Not counting Twilight, Emily Bronte's 1847 novel, Wuthering Heights, has been plundered, adapted and remade to death, including, it's not commonly known, by Luis Bunuel and Jacques Rivette. Most people know the book through movies, television miniseries, or even from the hilarious Monty Python semaphore version.

Read more

2:39pm

Tue October 9, 2012
PG-13: Risky Reads

Poison And Petticoats: The Incomplete Jane Austen

Originally published on Mon October 21, 2013 3:13 pm

Hulton Archive Getty Images

Rebecca Harrington is the author of the book Penelope.

As a young child, I was very much enamored with romance (my Barbies were subjected to appallingly long balls — Ken was very urbane in his own way). So it was with a kind of relief that I first discovered Jane Austen. I was 9 years old when I stole my mother's copy of Pride and Prejudice and read it very late at night.

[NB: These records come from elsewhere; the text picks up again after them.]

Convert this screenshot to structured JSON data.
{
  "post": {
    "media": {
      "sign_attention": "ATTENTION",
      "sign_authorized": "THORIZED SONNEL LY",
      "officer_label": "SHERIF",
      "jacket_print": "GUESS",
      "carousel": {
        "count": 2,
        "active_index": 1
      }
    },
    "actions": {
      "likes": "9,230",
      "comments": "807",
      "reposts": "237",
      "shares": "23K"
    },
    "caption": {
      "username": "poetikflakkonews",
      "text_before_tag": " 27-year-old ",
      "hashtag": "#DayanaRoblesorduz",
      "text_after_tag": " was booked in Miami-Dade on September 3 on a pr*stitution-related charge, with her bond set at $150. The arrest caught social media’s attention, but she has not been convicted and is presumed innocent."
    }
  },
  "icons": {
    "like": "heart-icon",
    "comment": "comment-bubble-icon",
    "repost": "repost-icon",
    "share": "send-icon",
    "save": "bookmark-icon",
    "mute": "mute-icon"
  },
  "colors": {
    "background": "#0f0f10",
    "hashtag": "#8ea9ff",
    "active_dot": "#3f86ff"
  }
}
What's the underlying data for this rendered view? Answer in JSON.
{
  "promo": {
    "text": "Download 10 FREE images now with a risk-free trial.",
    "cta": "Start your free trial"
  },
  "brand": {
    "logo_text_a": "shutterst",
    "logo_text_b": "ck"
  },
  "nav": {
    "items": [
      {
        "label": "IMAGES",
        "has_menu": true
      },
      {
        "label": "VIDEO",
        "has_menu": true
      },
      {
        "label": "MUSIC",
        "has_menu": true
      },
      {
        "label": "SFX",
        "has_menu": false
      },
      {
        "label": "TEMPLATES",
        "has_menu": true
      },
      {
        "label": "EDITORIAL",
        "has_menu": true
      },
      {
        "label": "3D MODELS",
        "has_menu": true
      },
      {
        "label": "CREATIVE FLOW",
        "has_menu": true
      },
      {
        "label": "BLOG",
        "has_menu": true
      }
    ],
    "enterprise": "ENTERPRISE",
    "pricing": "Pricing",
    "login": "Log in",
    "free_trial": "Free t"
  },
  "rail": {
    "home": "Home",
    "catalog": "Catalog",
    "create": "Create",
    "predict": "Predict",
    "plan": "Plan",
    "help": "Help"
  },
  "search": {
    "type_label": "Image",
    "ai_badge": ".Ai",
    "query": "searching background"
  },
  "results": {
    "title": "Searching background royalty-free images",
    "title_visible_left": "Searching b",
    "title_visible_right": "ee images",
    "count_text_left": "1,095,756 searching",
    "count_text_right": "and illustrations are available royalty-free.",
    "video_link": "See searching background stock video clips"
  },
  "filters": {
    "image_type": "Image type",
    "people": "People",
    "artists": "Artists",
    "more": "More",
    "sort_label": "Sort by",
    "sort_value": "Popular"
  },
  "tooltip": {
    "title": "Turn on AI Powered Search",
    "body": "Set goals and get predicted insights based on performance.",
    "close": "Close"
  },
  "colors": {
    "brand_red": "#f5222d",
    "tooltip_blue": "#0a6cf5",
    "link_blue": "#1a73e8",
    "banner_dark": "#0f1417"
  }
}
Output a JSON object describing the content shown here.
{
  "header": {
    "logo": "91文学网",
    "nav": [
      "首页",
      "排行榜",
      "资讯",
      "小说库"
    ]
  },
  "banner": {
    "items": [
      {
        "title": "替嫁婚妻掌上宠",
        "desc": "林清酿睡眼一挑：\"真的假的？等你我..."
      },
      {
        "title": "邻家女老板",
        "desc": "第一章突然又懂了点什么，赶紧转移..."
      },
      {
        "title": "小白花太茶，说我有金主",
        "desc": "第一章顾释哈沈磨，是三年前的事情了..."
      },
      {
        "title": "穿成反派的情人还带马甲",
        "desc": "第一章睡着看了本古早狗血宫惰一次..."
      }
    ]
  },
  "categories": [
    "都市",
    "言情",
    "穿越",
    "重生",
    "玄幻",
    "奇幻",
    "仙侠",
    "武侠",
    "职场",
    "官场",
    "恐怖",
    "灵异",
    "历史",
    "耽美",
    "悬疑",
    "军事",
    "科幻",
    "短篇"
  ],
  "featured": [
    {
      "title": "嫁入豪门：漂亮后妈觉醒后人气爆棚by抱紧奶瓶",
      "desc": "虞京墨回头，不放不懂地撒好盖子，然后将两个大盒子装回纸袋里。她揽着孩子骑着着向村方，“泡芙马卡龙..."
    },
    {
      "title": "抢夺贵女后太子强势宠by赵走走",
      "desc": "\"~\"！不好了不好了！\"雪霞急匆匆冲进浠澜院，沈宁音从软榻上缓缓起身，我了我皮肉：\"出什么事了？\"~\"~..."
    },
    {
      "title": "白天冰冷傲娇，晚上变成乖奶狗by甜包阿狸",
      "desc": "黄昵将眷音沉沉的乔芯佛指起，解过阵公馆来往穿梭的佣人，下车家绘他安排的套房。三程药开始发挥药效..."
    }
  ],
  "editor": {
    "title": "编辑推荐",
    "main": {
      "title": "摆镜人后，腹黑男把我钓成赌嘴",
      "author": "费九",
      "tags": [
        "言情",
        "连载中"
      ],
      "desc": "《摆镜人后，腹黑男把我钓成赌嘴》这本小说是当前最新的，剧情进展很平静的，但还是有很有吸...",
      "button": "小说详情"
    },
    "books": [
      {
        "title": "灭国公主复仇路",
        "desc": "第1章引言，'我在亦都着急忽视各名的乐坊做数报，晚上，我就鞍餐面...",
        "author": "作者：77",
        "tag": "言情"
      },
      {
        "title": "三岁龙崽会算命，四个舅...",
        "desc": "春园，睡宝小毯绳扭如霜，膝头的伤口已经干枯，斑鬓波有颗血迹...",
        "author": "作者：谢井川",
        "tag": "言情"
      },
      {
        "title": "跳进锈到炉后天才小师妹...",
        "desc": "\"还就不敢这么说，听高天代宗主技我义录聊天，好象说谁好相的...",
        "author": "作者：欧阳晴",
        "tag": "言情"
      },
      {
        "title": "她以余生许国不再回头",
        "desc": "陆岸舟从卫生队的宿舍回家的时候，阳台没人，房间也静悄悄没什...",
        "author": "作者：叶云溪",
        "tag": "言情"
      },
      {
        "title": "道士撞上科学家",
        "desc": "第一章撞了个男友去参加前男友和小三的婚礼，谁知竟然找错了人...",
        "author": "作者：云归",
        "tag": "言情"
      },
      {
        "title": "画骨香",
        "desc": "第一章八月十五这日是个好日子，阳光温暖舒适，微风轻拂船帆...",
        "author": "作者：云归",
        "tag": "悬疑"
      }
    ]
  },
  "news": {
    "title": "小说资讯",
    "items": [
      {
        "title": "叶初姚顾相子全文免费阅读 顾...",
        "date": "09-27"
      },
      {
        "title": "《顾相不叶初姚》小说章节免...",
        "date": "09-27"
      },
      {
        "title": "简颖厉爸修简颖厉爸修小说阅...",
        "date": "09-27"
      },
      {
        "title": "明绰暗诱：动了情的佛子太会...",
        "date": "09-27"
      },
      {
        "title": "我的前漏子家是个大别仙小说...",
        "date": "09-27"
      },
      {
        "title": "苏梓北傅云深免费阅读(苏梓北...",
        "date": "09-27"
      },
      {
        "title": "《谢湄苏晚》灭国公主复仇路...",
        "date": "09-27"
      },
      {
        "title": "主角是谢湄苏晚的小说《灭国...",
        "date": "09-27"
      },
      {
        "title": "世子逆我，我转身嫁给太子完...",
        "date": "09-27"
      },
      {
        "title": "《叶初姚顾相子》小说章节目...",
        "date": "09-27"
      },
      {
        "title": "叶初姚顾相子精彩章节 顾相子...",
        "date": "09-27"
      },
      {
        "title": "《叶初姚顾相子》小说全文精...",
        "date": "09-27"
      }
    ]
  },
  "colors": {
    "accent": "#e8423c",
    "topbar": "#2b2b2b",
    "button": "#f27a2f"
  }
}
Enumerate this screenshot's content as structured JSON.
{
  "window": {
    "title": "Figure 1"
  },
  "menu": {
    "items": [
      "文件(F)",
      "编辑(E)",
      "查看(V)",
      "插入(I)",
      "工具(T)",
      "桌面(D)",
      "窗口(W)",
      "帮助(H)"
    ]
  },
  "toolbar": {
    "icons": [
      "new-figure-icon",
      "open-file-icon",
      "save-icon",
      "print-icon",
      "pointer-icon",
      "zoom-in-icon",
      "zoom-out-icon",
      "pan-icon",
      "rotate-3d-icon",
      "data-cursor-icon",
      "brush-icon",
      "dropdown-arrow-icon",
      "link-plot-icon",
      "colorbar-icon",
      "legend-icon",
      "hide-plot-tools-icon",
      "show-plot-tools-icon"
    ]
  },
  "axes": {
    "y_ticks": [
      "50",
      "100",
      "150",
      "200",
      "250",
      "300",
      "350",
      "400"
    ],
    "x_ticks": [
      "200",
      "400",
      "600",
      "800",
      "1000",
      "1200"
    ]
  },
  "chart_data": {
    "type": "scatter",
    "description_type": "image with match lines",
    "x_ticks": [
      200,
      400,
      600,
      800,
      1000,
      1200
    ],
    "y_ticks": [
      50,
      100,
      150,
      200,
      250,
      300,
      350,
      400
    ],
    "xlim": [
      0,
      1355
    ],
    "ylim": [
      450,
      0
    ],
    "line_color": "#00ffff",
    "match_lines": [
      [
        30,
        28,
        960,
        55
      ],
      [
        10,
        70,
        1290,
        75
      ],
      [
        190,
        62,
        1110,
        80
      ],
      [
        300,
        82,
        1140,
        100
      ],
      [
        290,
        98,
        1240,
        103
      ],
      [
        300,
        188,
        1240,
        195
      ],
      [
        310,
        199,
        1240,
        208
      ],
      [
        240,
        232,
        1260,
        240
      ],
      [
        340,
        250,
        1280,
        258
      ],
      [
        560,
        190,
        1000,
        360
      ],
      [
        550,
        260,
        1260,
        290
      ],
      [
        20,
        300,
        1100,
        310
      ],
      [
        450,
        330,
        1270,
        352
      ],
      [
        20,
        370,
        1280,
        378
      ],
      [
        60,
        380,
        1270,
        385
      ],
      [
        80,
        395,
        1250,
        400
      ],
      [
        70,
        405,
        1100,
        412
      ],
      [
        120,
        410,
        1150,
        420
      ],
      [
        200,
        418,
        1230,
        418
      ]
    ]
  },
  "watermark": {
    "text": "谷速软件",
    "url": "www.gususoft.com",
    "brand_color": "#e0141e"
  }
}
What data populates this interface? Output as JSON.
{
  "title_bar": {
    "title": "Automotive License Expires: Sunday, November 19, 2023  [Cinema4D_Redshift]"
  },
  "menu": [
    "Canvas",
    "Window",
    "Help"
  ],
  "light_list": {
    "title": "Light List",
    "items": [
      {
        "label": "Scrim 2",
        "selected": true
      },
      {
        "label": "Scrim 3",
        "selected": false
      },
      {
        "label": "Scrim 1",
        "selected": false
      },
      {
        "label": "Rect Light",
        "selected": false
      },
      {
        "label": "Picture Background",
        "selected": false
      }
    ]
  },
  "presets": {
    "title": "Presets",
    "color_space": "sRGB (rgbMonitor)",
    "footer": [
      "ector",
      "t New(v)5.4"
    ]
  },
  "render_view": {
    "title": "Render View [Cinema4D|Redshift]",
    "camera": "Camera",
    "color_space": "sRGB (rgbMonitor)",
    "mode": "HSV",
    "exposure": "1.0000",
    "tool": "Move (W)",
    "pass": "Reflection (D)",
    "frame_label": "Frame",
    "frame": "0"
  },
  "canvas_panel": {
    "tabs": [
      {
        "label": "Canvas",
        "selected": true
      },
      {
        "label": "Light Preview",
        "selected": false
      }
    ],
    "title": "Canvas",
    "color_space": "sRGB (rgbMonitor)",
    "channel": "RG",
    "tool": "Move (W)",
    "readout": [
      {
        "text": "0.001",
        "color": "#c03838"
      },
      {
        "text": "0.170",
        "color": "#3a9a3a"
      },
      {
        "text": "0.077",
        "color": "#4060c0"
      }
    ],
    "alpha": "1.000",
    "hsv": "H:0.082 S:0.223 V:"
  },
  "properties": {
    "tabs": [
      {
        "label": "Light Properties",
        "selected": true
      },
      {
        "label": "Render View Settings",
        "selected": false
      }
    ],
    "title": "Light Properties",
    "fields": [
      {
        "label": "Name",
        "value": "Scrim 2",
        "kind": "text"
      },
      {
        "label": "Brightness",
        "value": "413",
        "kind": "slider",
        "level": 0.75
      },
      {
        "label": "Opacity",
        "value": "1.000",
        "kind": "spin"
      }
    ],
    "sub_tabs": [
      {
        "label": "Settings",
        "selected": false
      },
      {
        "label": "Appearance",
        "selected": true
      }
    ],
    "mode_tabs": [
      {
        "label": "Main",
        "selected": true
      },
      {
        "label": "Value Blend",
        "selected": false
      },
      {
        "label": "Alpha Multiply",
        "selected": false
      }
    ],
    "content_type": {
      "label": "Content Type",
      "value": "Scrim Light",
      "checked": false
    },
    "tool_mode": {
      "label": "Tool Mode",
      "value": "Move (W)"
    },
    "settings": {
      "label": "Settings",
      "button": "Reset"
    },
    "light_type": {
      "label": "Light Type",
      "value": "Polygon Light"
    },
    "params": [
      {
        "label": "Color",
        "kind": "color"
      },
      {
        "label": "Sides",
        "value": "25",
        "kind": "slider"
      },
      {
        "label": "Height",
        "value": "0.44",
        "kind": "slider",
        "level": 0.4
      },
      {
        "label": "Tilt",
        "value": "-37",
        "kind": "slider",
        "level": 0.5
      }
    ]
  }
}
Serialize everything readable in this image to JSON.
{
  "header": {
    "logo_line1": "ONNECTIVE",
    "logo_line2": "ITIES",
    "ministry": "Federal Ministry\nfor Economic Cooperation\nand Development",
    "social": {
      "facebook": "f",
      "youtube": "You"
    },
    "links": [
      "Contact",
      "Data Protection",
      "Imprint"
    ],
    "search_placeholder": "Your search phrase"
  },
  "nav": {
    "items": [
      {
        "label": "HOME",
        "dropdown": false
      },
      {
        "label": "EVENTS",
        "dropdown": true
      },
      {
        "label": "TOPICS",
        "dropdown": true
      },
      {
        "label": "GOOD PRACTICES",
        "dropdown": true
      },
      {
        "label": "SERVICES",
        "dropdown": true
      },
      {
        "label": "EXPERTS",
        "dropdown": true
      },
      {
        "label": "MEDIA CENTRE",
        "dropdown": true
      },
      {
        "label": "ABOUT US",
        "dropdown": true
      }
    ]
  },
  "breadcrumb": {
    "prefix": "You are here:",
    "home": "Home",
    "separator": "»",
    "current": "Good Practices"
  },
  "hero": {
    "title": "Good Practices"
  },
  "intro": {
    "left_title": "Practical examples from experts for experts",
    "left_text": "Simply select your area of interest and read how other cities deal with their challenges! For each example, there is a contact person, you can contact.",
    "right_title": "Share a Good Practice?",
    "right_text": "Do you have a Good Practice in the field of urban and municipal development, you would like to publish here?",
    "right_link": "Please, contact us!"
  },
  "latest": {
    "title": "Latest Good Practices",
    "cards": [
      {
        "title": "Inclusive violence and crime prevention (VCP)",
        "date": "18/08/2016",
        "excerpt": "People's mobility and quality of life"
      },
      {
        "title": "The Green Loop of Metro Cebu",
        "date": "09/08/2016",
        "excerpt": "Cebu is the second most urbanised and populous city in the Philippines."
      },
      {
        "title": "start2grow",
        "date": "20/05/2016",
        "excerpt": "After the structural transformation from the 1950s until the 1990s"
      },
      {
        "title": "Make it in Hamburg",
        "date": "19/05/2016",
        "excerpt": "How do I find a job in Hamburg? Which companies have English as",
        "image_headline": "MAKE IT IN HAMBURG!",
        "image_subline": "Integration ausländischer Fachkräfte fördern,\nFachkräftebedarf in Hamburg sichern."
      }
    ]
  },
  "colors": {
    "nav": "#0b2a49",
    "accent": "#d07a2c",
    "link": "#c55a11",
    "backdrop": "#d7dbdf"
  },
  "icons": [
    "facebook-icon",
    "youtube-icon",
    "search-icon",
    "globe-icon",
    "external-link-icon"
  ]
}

I didn't really understand much or even who was speaking (old J.A. was never one for attribution) but I knew it was extremely romantic and that was all I needed.

Read more

12:32pm

Tue October 9, 2012
Commentary

One Debate, Two Very Different Conversations

Originally published on Tue October 9, 2012 2:13 pm

President Obama and Republican presidential candidate Mitt Romney finish their debate at the University of Denver on Oct. 3.
Saul Loeb AFP/Getty Images

When you consider how carefully staged and planned the debates are and how long they've been around, it's remarkable how often candidates manage to screw them up. Sometimes they're undone by a simple gaffe or an ill-conceived bit of stagecraft, like Gerald Ford's slip-up about Soviet domination of eastern Europe in 1976, or Al Gore's histrionic sighing in 2000. Sometimes it's just a sign of a candidate having a bad day, like Ronald Reagan's woolly ramblings in the first debate with Walter Mondale in 1984.

Read more

10:47am

Tue October 9, 2012
Book Reviews

Bits Of Beauty Amidst The Gloom In 'Building Stories'

Originally published on Tue October 9, 2012 10:56 am

Pantheon

For the characters of Chris Ware's astonishingly ambitious comics project Building Stories, leading lives of quiet desperation is surprisingly noisy business. Plaintive, regretful and bitterly self-recriminating thoughts play on shuffle-repeat inside their heads, like a mordant Litany for the (I Wish I Were) Dead:

"Lately, I've been thinking a lot about the end of the world."

"At that point I was starting to get acquainted with the unfairness of life and learning it was better not to expect anything rather than set yourself up for disappointment."

Read more

2:33am

Tue October 9, 2012
Author Interviews

'Mr. Penumbra' Bridges The Digital Divide

Originally published on Tue October 9, 2012 11:25 am

iStockphoto.com

Author Robin Sloan has spent time on both sides of the digital divide, both as a short-story writer and an employee at Twitter — where he described his job as "something to do with figuring out the future of media."

Read more

Pages